(Items from an interface collection)
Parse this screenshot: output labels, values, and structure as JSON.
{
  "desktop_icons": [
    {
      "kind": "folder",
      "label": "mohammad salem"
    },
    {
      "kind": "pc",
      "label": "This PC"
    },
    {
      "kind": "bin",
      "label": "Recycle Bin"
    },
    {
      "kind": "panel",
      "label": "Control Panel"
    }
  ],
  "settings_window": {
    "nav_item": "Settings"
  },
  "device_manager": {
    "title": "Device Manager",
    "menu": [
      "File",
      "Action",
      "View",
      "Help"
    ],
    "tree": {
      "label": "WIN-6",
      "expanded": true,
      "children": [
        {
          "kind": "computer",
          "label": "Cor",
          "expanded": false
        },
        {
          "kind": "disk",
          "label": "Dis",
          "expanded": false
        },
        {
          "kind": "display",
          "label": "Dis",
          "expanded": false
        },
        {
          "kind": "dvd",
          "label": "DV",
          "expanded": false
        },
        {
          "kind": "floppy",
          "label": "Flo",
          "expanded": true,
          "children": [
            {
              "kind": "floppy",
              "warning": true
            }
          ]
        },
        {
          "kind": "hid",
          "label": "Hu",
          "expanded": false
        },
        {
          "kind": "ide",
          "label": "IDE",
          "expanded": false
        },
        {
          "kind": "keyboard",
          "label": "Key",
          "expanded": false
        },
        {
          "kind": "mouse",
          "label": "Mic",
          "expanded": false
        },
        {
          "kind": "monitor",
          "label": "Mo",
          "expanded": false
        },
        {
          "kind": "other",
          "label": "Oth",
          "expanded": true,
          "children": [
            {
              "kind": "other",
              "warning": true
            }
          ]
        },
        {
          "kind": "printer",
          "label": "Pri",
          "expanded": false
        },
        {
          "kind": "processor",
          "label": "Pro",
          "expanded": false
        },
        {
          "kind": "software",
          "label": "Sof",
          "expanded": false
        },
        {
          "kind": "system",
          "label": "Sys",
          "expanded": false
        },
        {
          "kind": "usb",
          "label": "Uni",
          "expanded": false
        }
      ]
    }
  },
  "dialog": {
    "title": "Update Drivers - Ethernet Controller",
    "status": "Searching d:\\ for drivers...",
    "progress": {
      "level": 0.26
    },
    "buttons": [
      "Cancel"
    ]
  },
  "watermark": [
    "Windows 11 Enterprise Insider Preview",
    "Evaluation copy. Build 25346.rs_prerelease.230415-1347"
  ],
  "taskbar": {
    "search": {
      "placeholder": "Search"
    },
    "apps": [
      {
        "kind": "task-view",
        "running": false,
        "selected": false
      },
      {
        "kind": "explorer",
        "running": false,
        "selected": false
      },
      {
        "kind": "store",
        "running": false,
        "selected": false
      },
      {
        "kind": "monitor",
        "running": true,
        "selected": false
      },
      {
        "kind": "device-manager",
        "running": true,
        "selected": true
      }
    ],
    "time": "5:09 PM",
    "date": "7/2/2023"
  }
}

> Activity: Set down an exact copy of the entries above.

> Written solution:
Parse this screenshot: output labels, values, and structure as JSON.
{
  "desktop_icons": [
    {
      "kind": "folder",
      "label": "mohammad salem"
    },
    {
      "kind": "pc",
      "label": "This PC"
    },
    {
      "kind": "bin",
      "label": "Recycle Bin"
    },
    {
      "kind": "panel",
      "label": "Control Panel"
    }
  ],
  "settings_window": {
    "nav_item": "Settings"
  },
  "device_manager": {
    "title": "Device Manager",
    "menu": [
      "File",
      "Action",
      "View",
      "Help"
    ],
    "tree": {
      "label": "WIN-6",
      "expanded": true,
      "children": [
        {
          "kind": "computer",
          "label": "Cor",
          "expanded": false
        },
        {
          "kind": "disk",
          "label": "Dis",
          "expanded": false
        },
        {
          "kind": "display",
          "label": "Dis",
          "expanded": false
        },
        {
          "kind": "dvd",
          "label": "DV",
          "expanded": false
        },
        {
          "kind": "floppy",
          "label": "Flo",
          "expanded": true,
          "children": [
            {
              "kind": "floppy",
              "warning": true
            }
          ]
        },
        {
          "kind": "hid",
          "label": "Hu",
          "expanded": false
        },
        {
          "kind": "ide",
          "label": "IDE",
          "expanded": false
        },
        {
          "kind": "keyboard",
          "label": "Key",
          "expanded": false
        },
        {
          "kind": "mouse",
          "label": "Mic",
          "expanded": false
        },
        {
          "kind": "monitor",
          "label": "Mo",
          "expanded": false
        },
        {
          "kind": "other",
          "label": "Oth",
          "expanded": true,
          "children": [
            {
              "kind": "other",
              "warning": true
            }
          ]
        },
        {
          "kind": "printer",
          "label": "Pri",
          "expanded": false
        },
        {
          "kind": "processor",
          "label": "Pro",
          "expanded": false
        },
        {
          "kind": "software",
          "label": "Sof",
          "expanded": false
        },
        {
          "kind": "system",
          "label": "Sys",
          "expanded": false
        },
        {
          "kind": "usb",
          "label": "Uni",
          "expanded": false
        }
      ]
    }
  },
  "dialog": {
    "title": "Update Drivers - Ethernet Controller",
    "status": "Searching d:\\ for drivers...",
    "progress": {
      "level": 0.26
    },
    "buttons": [
      "Cancel"
    ]
  },
  "watermark": [
    "Windows 11 Enterprise Insider Preview",
    "Evaluation copy. Build 25346.rs_prerelease.230415-1347"
  ],
  "taskbar": {
    "search": {
      "placeholder": "Search"
    },
    "apps": [
      {
        "kind": "task-view",
        "running": false,
        "selected": false
      },
      {
        "kind": "explorer",
        "running": false,
        "selected": false
      },
      {
        "kind": "store",
        "running": false,
        "selected": false
      },
      {
        "kind": "monitor",
        "running": true,
        "selected": false
      },
      {
        "kind": "device-manager",
        "running": true,
        "selected": true
      }
    ],
    "time": "5:09 PM",
    "date": "7/2/2023"
  }
}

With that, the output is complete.